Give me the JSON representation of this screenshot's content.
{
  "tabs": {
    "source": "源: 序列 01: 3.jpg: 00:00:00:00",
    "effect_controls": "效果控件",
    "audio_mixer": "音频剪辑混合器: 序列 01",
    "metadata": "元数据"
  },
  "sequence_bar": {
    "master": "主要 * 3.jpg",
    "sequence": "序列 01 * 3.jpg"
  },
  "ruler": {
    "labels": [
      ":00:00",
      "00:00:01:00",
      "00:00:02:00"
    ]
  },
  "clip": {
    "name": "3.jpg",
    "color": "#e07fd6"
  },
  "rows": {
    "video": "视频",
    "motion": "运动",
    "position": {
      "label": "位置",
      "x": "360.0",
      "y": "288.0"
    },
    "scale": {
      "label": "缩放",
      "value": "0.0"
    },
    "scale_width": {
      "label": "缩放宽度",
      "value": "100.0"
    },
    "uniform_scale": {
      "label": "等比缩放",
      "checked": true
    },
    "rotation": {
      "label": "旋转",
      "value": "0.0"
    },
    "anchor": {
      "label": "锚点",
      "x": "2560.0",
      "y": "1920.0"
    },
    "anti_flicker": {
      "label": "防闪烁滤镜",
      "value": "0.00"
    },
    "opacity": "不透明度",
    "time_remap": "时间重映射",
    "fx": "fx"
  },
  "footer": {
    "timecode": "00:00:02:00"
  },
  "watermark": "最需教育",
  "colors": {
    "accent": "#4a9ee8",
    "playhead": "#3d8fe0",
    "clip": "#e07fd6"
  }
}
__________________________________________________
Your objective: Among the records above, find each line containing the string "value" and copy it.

Exercise response:
      "value": "0.0"
      "value": "100.0"
      "value": "0.0"
      "value": "0.00"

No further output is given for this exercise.